Applied Materials’ Baccini screen printers are the solar industry’s long-time standard for low-cost, high-volume deposition of metal contacts on solar cells. But do not imagine that this long history represents the end of the road. In fact new advances in screen printing are major contributors to the solar industry’s ongoing reductions in solar cell processing costs.
Here at Applied we talk a lot about scale, because ultimately scale is the key to unlocking solar power’s potential to transform our energy economy. The reason for this is simple: scale drives down costs. This is the essential lesson of solar’s historical development, and it has important implications for solar’s future.
If anyone has any doubts about the difficulties of the solar business in the U.S. then the recent decision to use a Canadian company to furnish the 3.4 acres of solar panels atop San Jose’s International Airport’s new rental car garage should come as no surprise.
Ever since the first conference to discuss what solar could do for meeting electricity supply held in 1973, in Cherry Hill, New Jersey, the solar industry has talked about the holy grail of "grid parity".
California will miss its 20% RPS target in 2010, and the very issues that caused the state to miss its 2010 goal will persist as we slog toward a 33% RPS goal by 2020. So say some folks that ought to know.
Last night, Climate One and the Commonweatlh Club of California hosted a roundtable with four highly successful professionals, each dedicated to achieving California’s aggressive RPS goals while also establishing a robust clean tech industry that creates and keeps jobs in the state of California. On stage was (L to R) a pro-renewable chairman of the California Public Utility Commission, Mike Peevey, an executive from a progressive utility, Nancy McFadden of PG&E, a CEO from the #1 solar capital equipment company, Mike Splinter of Applied Materials, a practical environmentalist, Bob Epstein of Environmental Entrepreneurs, and, no, that’s not an oxymoron, as well as moderator, Greg Dalton founder of Climate One.

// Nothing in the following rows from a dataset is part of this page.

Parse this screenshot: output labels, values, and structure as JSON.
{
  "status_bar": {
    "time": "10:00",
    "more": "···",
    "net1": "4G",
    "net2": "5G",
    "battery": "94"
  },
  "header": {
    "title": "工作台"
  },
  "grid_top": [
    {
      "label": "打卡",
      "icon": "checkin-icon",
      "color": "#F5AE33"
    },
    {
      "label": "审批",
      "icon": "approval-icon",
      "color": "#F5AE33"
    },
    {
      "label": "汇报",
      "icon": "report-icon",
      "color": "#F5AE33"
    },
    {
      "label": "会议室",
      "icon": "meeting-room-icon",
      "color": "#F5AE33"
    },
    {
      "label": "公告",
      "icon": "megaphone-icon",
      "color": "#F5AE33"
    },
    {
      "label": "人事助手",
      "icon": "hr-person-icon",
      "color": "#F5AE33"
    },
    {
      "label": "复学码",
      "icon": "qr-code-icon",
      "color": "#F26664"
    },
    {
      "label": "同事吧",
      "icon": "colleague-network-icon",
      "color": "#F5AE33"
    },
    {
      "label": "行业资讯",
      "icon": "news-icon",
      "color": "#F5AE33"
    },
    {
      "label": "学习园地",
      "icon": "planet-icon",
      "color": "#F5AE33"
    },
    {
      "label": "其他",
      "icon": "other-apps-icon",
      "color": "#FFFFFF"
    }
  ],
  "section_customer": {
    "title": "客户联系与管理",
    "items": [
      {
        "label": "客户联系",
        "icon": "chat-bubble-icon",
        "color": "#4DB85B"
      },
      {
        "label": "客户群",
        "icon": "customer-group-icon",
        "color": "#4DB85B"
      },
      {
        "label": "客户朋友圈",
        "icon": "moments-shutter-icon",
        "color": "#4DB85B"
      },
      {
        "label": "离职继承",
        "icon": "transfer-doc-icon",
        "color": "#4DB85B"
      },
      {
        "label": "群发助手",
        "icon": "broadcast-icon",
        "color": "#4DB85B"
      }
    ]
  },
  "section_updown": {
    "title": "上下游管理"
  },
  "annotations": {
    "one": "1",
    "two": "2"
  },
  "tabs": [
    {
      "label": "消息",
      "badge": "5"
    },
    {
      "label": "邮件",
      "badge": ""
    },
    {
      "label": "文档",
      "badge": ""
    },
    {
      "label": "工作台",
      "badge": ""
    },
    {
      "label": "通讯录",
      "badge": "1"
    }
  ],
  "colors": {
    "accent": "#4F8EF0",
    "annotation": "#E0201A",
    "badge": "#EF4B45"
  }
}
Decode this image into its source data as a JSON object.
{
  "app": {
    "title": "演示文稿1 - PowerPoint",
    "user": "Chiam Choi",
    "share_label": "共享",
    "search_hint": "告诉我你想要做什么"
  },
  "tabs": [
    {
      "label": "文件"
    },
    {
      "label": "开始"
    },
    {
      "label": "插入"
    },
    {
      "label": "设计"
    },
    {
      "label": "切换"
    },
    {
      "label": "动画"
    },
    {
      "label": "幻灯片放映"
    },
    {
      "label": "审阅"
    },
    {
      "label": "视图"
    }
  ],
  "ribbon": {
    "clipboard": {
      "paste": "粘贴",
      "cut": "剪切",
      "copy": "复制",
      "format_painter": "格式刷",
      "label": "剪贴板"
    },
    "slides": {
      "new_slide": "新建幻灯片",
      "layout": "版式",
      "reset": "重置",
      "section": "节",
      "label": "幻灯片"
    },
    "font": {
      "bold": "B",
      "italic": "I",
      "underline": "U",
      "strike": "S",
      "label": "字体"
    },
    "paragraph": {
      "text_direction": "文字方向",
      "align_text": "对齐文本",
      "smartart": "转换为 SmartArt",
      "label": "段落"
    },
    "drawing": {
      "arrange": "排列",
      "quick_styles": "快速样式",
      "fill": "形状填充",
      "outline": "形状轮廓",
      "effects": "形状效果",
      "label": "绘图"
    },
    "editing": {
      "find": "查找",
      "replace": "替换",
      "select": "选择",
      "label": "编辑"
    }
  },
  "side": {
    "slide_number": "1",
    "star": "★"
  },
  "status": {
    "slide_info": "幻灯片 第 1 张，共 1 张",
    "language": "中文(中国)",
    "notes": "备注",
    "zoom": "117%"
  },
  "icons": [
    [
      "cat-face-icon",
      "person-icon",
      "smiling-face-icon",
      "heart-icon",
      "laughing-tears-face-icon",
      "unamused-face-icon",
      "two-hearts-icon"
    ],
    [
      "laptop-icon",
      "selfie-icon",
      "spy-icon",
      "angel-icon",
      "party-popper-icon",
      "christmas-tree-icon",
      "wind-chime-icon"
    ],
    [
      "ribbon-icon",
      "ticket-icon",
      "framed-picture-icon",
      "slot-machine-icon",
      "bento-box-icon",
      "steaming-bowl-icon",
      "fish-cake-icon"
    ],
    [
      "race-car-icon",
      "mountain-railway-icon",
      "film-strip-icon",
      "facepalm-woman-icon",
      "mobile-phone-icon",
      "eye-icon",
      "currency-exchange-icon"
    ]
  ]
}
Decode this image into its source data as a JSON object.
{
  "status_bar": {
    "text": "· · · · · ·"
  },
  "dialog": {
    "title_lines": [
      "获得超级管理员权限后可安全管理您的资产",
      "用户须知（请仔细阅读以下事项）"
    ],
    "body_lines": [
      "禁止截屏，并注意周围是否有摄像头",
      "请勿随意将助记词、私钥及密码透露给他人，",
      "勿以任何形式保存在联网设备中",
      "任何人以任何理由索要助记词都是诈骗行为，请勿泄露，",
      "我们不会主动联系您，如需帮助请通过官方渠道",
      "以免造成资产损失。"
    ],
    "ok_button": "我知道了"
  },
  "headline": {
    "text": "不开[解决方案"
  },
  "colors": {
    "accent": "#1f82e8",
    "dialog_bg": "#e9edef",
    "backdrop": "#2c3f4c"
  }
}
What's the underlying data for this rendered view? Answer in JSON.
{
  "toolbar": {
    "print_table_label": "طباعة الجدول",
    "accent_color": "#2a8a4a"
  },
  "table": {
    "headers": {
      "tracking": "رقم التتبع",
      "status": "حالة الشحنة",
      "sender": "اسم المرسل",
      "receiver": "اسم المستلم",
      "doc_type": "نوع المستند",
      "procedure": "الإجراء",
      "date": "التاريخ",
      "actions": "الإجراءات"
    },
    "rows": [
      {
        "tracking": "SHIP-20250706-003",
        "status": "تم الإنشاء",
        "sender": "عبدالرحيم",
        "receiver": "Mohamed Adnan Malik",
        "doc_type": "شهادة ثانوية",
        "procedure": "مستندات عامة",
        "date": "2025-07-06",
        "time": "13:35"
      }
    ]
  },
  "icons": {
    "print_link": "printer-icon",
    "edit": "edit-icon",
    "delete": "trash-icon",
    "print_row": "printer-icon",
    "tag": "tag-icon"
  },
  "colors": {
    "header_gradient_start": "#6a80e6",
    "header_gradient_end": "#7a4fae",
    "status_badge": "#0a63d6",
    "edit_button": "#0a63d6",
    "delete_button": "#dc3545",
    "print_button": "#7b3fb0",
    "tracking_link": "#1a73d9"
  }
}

"I figure lots of predictions is best. People will forget the ones I get wrong and marvel over the rest." That maxim is attributed to Alan Cox, a Welshman of Linux Kernel and wild hair fame.
I know the end of the year is approaching when I see the annual predictions hitting the newsstands. Most of the prediction game is weak sauce - not very insightful with the very good chance of being spectacularly wrong. "DOW 36,000" anyone? So imagine my surprise when asked to blog my utility scale solar predictions for 2010.
In conversations about utility scale renewable energy, I'm consistently running into the same three misperceptions.
#1:Renewable energy requires new transmission. When utilities and policy makers think large scale renewable energy, they think first about wind and concentrating solar thermal. For utility scale generation, both technologies have had a head start versus solar PV (and, therefore, are more top-of-mind). But
We can manufacture our way out of our current energy conundrum. That's because solar power, unlike fossil-fuel-generated electricity, is manufactured energy. Manufactured energy: it’s a powerful concept. Sunlight is absorbed, processed and converted, as opposed to fossil fuels, which must be located, extracted, shipped and burned.
MANUFACTURE AND GENERATE CLEAN ENERGY LOCALLY. RECIRCULATE YOUR ENERGY DOLLARS LOCALLY. It’s a concept that’s pretty hard to argue. Most recognize that taking advantage of the Sun's energy addresses greenhouse gas emissions, but this post isn’t aimed at making more sweeping claims that solar will save the planet. Rather, what’s often overlooked is that manufacturing clean energy locally yields economic benefits to the community.